Identification and development of biomarkers for a specific immune response to L-BLP25, an antigen-specific cancer immunotherapy

Identification and development of biomarkers for a specific immune response to L-BLP25, an antigen-specific cancer immunotherapy

L-BLP25/Tecemotide (formerly also known as Stimuvax) is an antigen-specific cancer immunotherapy which is designed to stimulate a cellular immune response against the tumor antigen MUC1. In addition to clear signs of its clinical efficacy in lung cancer (NSCLC), to date there is still no reliable parameter to select patients who may benefit from treatment with L-BLP25, or a marker that predicts efficiency of the substance. In a Phase II clinical trial (“LICC” trial) being conducted by the University Medical Centre Mainz/Germany, the efficacy and safety of L-BLP25 is being investigated in patients with colorectal cancer after resection of liver metastases. In the current project, tumor and blood samples of subjects from this trial will be examined, with the aim of identifying biomarkers for L-BLP25. With its existing first-class expertise, the leading-edge cluster creates ideal conditions for explaining the mechanism of action of L-BLP25 and of identifying candidates for predictive biomarkers.

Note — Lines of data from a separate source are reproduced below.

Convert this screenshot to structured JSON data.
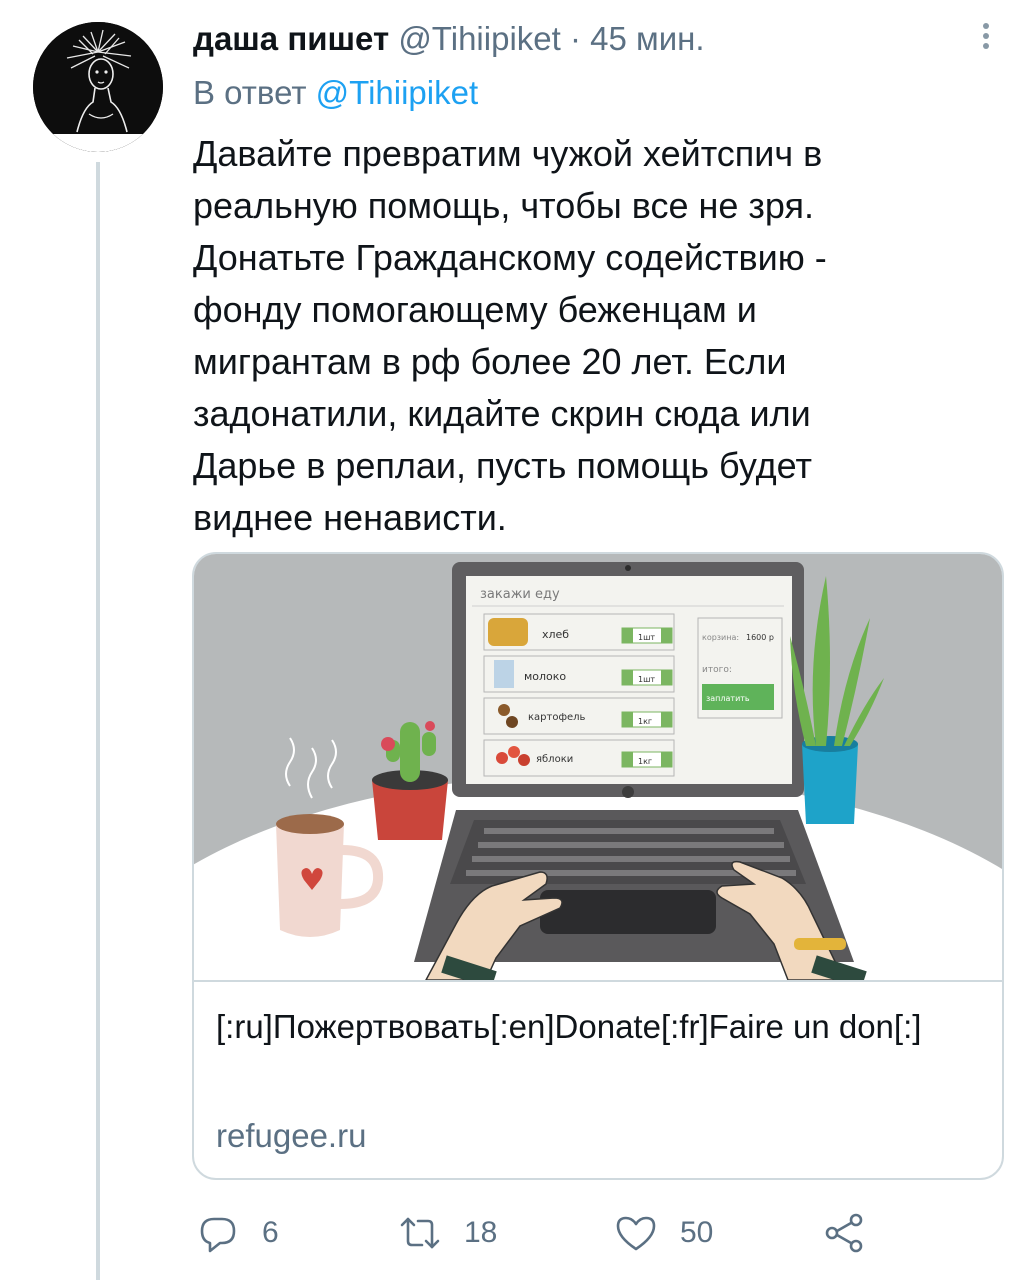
{
  "tweet": {
    "author_name": "даша пишет",
    "author_handle": "@Tihiipiket",
    "separator": "·",
    "time": "45 мин.",
    "reply_prefix": "В ответ",
    "reply_mention": "@Tihiipiket",
    "text_lines": [
      "Давайте превратим чужой хейтспич в",
      "реальную помощь, чтобы все не зря.",
      "Донатьте Гражданскому содействию -",
      "фонду помогающему беженцам и",
      "мигрантам в рф более 20 лет. Если",
      "задонатили, кидайте скрин сюда или",
      "Дарье в реплаи, пусть помощь будет",
      "виднее ненависти."
    ]
  },
  "card": {
    "title": "[:ru]Пожертвовать[:en]Donate[:fr]Faire un don[:]",
    "domain": "refugee.ru",
    "illustration": {
      "screen_title": "закажи еду",
      "items": [
        {
          "label": "хлеб",
          "qty": "1шт"
        },
        {
          "label": "молоко",
          "qty": "1шт"
        },
        {
          "label": "картофель",
          "qty": "1кг"
        },
        {
          "label": "яблоки",
          "qty": "1кг"
        }
      ],
      "cart_label": "корзина:",
      "cart_value": "1600 р",
      "total_label": "итого:",
      "pay_button": "заплатить"
    }
  },
  "actions": {
    "replies": "6",
    "retweets": "18",
    "likes": "50"
  },
  "colors": {
    "text": "#0f1419",
    "secondary": "#5b7083",
    "accent": "#1da1f2",
    "border": "#cfd9de"
  },
  "icons": {
    "reply": "reply-icon",
    "retweet": "retweet-icon",
    "like": "heart-icon",
    "share": "share-icon",
    "more": "more-vertical-icon"
  }
}
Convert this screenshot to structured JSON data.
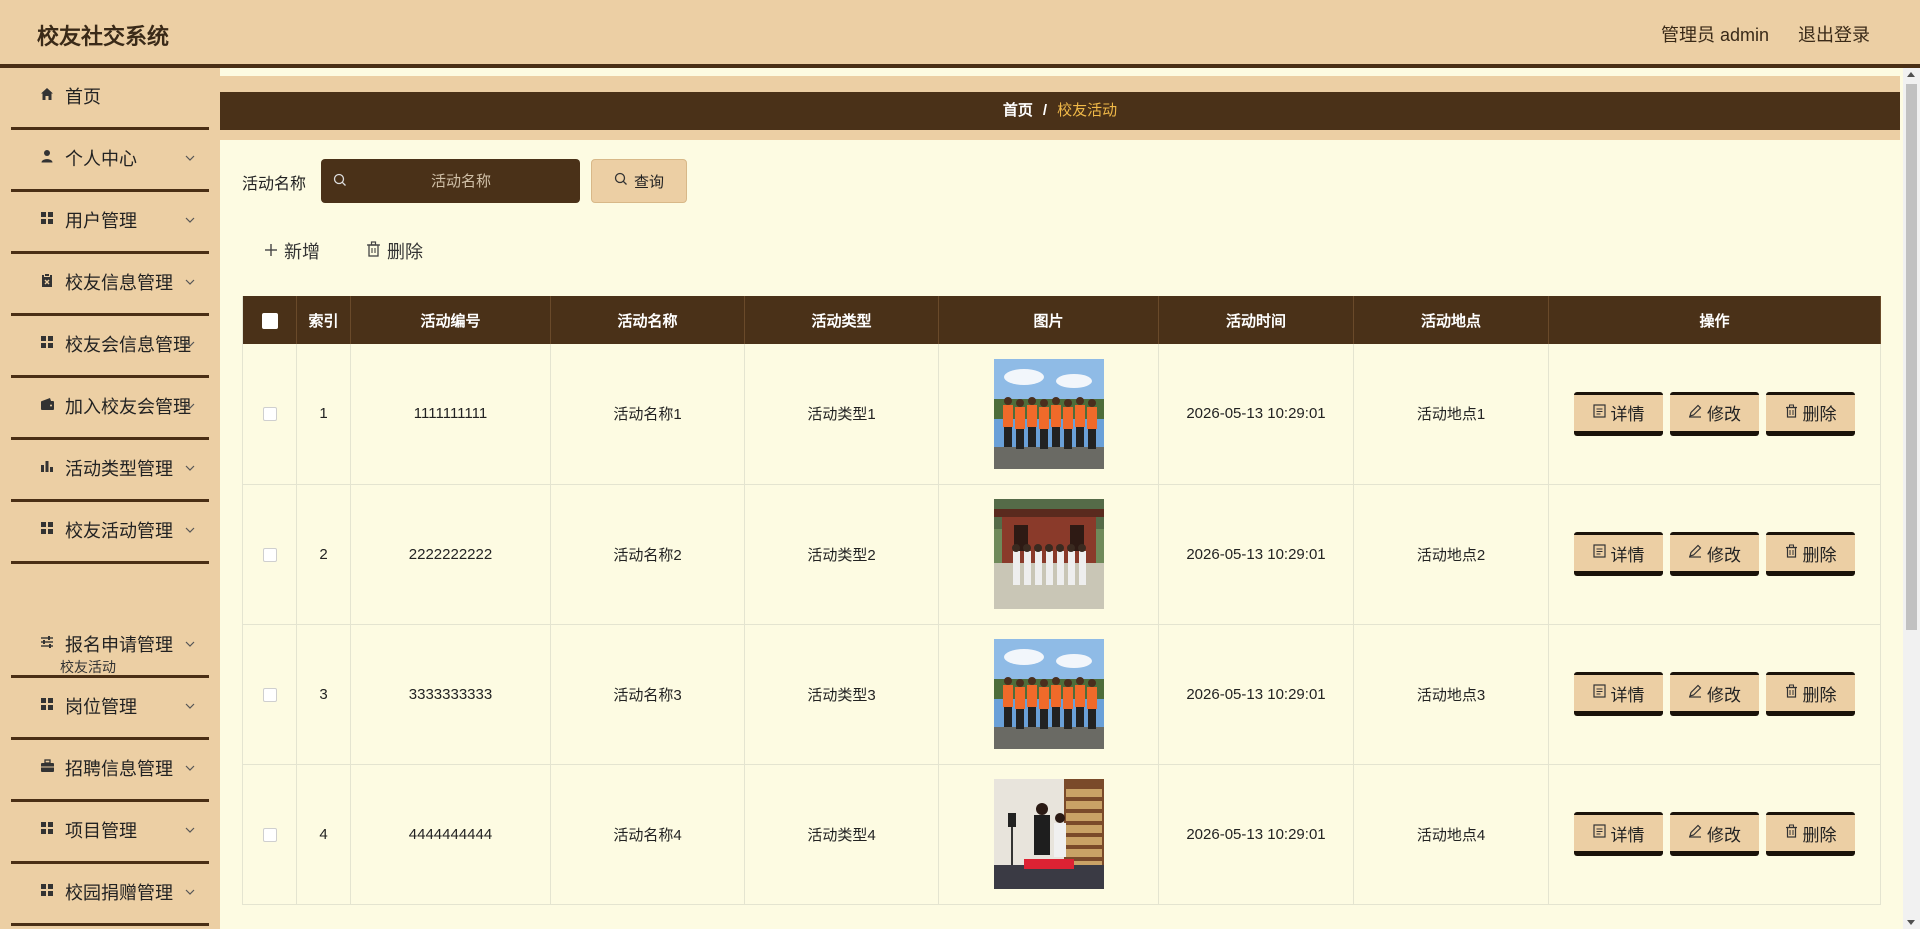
{
  "app": {
    "title": "校友社交系统",
    "user_label": "管理员 admin",
    "logout_label": "退出登录"
  },
  "colors": {
    "accent": "#eccfa4",
    "dark": "#4a3118",
    "background": "#fdfbe2",
    "breadcrumb_current": "#f0b948"
  },
  "sidebar": {
    "items": [
      {
        "label": "首页",
        "icon": "home-icon",
        "has_arrow": false
      },
      {
        "label": "个人中心",
        "icon": "user-icon",
        "has_arrow": true
      },
      {
        "label": "用户管理",
        "icon": "grid-icon",
        "has_arrow": true
      },
      {
        "label": "校友信息管理",
        "icon": "clipboard-icon",
        "has_arrow": true
      },
      {
        "label": "校友会信息管理",
        "icon": "grid-icon",
        "has_arrow": true
      },
      {
        "label": "加入校友会管理",
        "icon": "wallet-icon",
        "has_arrow": true
      },
      {
        "label": "活动类型管理",
        "icon": "bar-chart-icon",
        "has_arrow": true
      },
      {
        "label": "校友活动管理",
        "icon": "grid-icon",
        "has_arrow": true
      },
      {
        "label": "报名申请管理",
        "icon": "sliders-icon",
        "has_arrow": true
      },
      {
        "label": "岗位管理",
        "icon": "grid-icon",
        "has_arrow": true
      },
      {
        "label": "招聘信息管理",
        "icon": "briefcase-icon",
        "has_arrow": true
      },
      {
        "label": "项目管理",
        "icon": "grid-icon",
        "has_arrow": true
      },
      {
        "label": "校园捐赠管理",
        "icon": "grid-icon",
        "has_arrow": true
      }
    ],
    "submenu_label": "校友活动"
  },
  "breadcrumb": {
    "home": "首页",
    "separator": "/",
    "current": "校友活动"
  },
  "search": {
    "label": "活动名称",
    "placeholder": "活动名称",
    "value": "",
    "query_label": "查询"
  },
  "toolbar": {
    "add_label": "新增",
    "delete_label": "删除"
  },
  "table": {
    "columns": [
      "索引",
      "活动编号",
      "活动名称",
      "活动类型",
      "图片",
      "活动时间",
      "活动地点",
      "操作"
    ],
    "rows": [
      {
        "index": "1",
        "code": "1111111111",
        "name": "活动名称1",
        "type": "活动类型1",
        "image": "group-photo-orange-shirts",
        "time": "2026-05-13 10:29:01",
        "place": "活动地点1"
      },
      {
        "index": "2",
        "code": "2222222222",
        "name": "活动名称2",
        "type": "活动类型2",
        "image": "group-photo-temple",
        "time": "2026-05-13 10:29:01",
        "place": "活动地点2"
      },
      {
        "index": "3",
        "code": "3333333333",
        "name": "活动名称3",
        "type": "活动类型3",
        "image": "group-photo-orange-shirts",
        "time": "2026-05-13 10:29:01",
        "place": "活动地点3"
      },
      {
        "index": "4",
        "code": "4444444444",
        "name": "活动名称4",
        "type": "活动类型4",
        "image": "meeting-room-photo",
        "time": "2026-05-13 10:29:01",
        "place": "活动地点4"
      }
    ],
    "actions": {
      "detail_label": "详情",
      "edit_label": "修改",
      "delete_label": "删除"
    }
  }
}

The search strategy for biomarkers encompasses seven complementary approaches. Since activation of MUC1-specific cytotoxic T-cells in patients after immunization with L-BLP25 is a critical step in the therapeutic approach, the presence of MUC1-specific T-cells in the blood is being analyzed by use of ELISpot assays. The immune suppression frequently exerted by tumors is studied by analyzing the phenotypes and frequency of MDSC (myeloid-derived suppressor cells) and regulatory T-cells in the blood as well as the presence of MDSC-effector-signal-pathways.

Auto-antibody signatures in plasma, micro-RNA-patterns in tumors and plasma, and presence of DNA-mutations/variations in patients’ tumors are also important candidates for biomarkers that are being investigated. In addition, the infiltration of tumor tissue by cells of the immune system may be crucial for the effectiveness of L-BLP25 and is thus being studied. The expression of MUC1 in the tumor and differences in cytokine/chemokine levels in the blood may also turn out to be relevant biomarkers.

The extensive search in various types of patient specimen should maximize the chance for identification of potential biomarkers. Blood, plasma and tumor tissue samples are collected during the trial in order to enable identification of candidate biomarkers by use of the broad search program described above, with the final goal to develop diagnostic tests for patient stratification and treatment monitoring.


  • Leuchtturmprojekt


  • Biomarkers
  • Cancer immunotherapy
  • Translational biomarker discovery